WHAT YOU ARE ASKED TO DO:
Work through the data below and state how many lines contain "Overlay", giving that number alone.

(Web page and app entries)
**********

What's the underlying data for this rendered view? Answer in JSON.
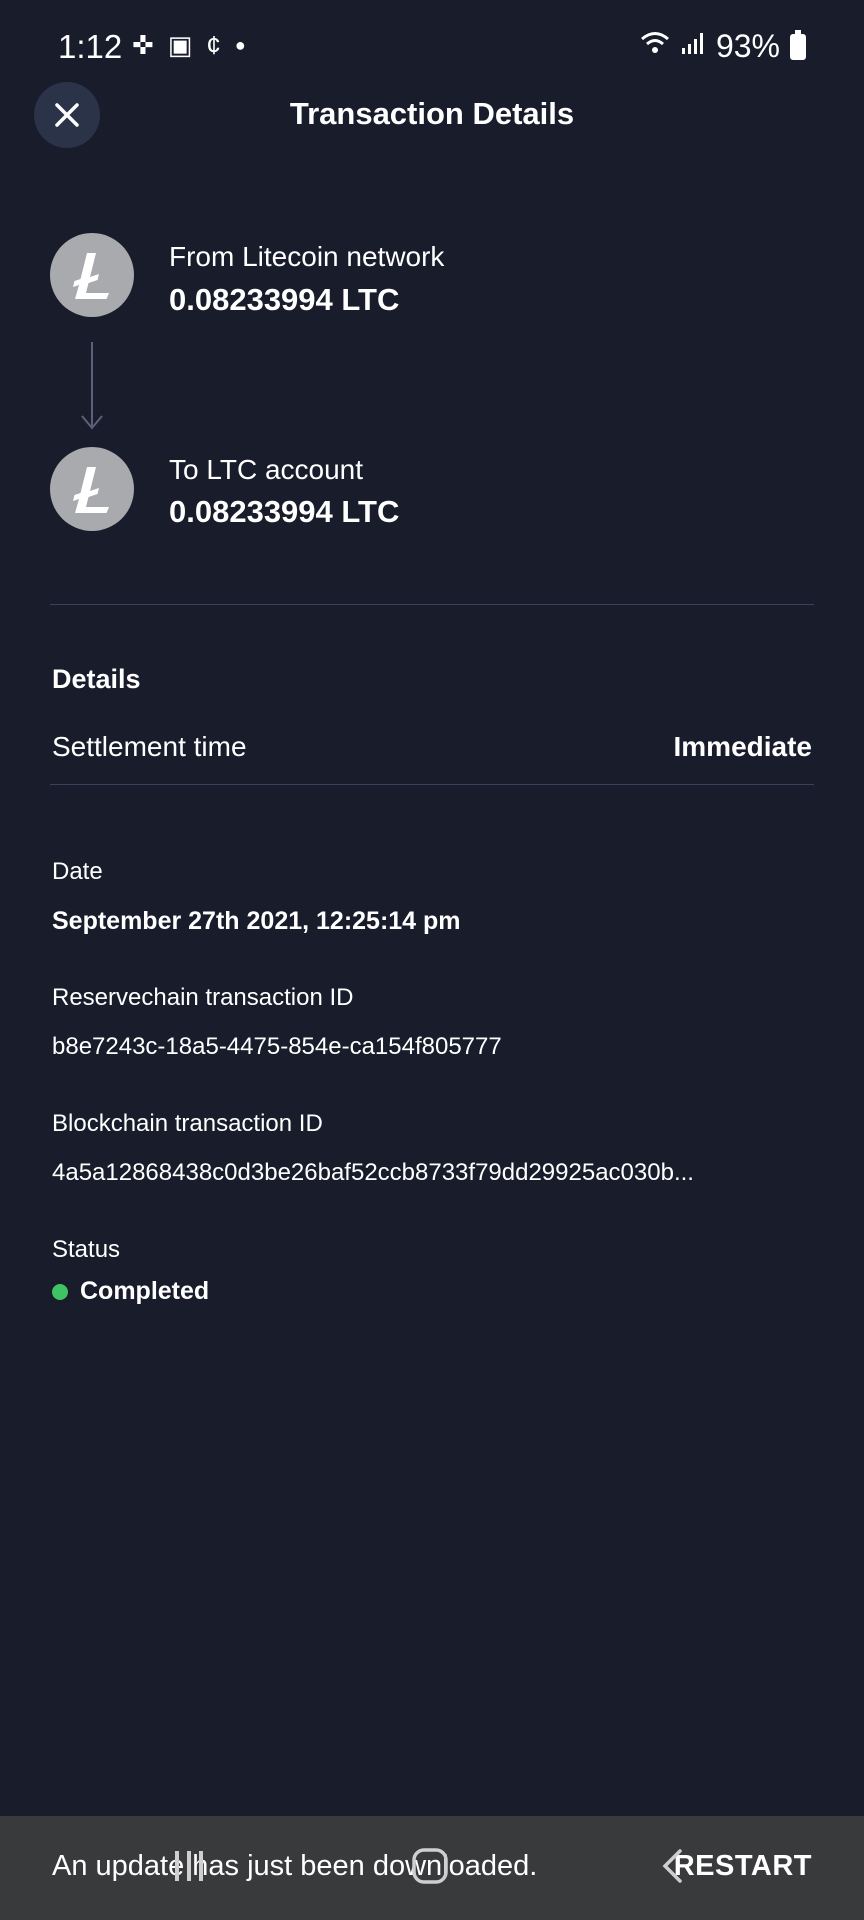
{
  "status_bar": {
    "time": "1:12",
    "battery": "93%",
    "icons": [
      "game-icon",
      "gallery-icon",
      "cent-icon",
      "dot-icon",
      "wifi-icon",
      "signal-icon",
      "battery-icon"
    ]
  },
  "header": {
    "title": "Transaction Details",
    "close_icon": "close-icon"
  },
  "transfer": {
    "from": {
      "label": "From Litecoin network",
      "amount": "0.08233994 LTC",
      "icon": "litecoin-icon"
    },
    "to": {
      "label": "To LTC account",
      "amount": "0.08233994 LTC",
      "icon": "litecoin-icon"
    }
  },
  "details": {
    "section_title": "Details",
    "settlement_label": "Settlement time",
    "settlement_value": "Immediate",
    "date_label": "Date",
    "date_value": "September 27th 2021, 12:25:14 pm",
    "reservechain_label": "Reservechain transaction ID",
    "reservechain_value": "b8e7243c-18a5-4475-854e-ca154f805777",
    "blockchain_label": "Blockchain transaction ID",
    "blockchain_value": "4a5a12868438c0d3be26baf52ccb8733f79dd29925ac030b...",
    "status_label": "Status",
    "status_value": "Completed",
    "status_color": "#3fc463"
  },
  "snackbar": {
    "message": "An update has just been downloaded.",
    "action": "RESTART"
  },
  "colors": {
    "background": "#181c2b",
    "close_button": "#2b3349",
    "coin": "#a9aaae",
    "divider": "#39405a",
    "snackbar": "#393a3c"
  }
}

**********

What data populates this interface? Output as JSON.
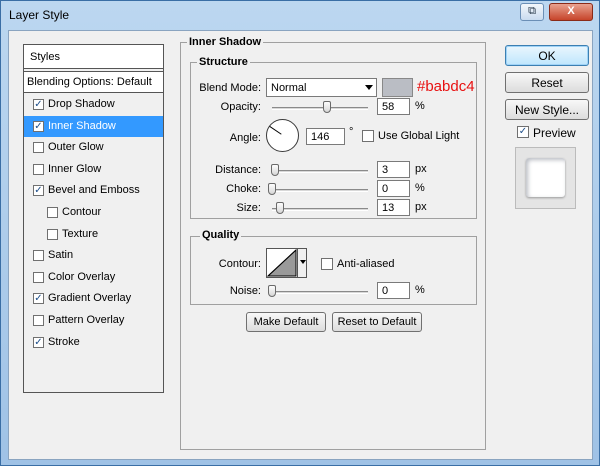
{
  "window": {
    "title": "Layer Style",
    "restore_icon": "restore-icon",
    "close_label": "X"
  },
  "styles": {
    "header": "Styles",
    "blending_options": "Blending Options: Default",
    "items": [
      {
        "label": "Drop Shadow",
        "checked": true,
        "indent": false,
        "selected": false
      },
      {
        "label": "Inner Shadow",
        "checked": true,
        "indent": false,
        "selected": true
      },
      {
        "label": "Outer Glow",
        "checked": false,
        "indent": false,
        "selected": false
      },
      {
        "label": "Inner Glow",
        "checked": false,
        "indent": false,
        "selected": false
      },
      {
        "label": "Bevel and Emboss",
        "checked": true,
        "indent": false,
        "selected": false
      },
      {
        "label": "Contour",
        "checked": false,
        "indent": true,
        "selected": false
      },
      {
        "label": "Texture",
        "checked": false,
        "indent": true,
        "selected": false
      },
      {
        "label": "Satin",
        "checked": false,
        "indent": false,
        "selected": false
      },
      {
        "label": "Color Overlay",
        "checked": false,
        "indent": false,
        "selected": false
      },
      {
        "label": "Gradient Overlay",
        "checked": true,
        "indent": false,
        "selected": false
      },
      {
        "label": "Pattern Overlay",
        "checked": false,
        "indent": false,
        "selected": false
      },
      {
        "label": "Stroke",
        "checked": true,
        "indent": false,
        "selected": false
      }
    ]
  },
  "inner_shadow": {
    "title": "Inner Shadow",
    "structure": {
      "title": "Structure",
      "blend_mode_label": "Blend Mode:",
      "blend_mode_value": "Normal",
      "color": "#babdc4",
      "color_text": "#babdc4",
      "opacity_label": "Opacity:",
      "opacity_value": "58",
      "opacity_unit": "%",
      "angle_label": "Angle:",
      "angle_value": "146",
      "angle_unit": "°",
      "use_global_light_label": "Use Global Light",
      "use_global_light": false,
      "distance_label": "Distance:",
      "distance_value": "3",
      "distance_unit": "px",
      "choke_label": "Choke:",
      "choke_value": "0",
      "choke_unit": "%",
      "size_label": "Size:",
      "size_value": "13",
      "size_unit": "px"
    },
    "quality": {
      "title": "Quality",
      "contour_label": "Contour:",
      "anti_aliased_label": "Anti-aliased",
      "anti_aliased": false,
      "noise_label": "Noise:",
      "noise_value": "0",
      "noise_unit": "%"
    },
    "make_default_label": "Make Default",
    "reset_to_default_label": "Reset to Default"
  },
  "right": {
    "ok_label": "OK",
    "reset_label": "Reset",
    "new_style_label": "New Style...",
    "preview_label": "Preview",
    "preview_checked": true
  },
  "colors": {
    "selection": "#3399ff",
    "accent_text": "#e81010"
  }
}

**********

THE COMPLETED TASK:
3